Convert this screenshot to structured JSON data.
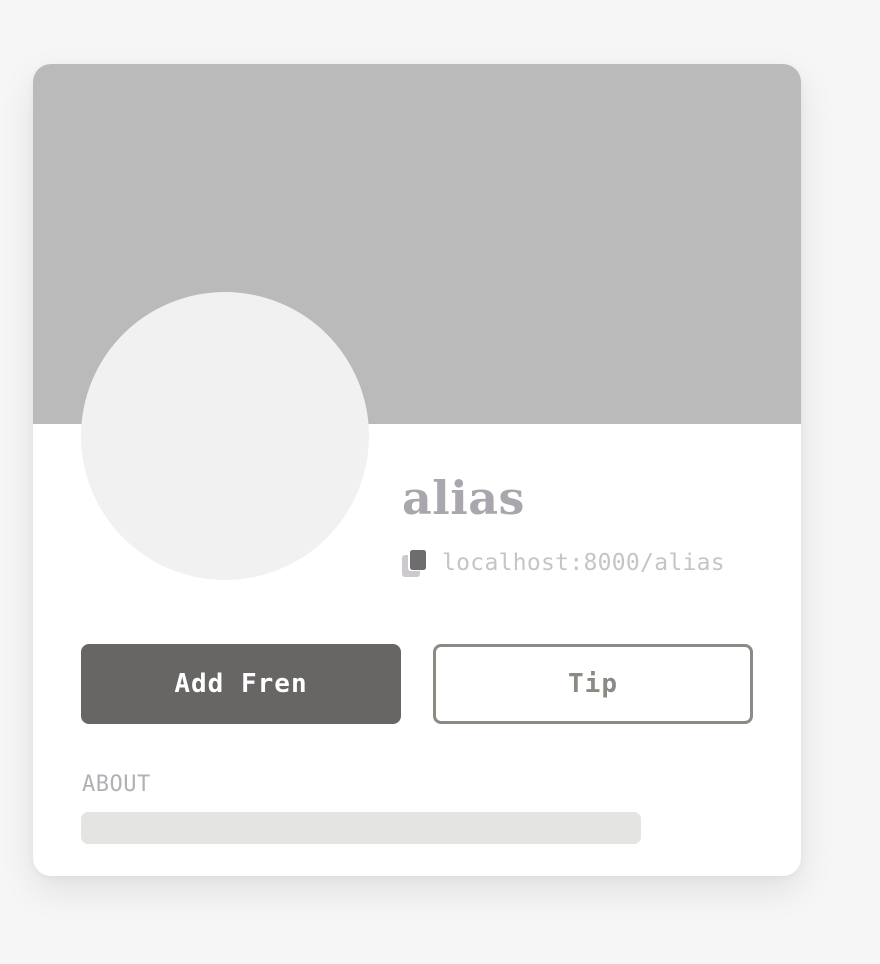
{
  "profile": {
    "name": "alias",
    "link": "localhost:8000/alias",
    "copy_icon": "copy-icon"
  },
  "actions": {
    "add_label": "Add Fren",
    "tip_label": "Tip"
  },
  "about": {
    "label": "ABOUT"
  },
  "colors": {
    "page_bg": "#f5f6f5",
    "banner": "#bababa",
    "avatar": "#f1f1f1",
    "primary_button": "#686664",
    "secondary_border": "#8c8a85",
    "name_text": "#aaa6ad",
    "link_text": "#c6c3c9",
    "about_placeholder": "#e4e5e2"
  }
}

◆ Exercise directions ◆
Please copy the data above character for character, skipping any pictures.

◆ Result of this exercise ◆
Convert this screenshot to structured JSON data.
{
  "profile": {
    "name": "alias",
    "link": "localhost:8000/alias",
    "copy_icon": "copy-icon"
  },
  "actions": {
    "add_label": "Add Fren",
    "tip_label": "Tip"
  },
  "about": {
    "label": "ABOUT"
  },
  "colors": {
    "page_bg": "#f5f6f5",
    "banner": "#bababa",
    "avatar": "#f1f1f1",
    "primary_button": "#686664",
    "secondary_border": "#8c8a85",
    "name_text": "#aaa6ad",
    "link_text": "#c6c3c9",
    "about_placeholder": "#e4e5e2"
  }
}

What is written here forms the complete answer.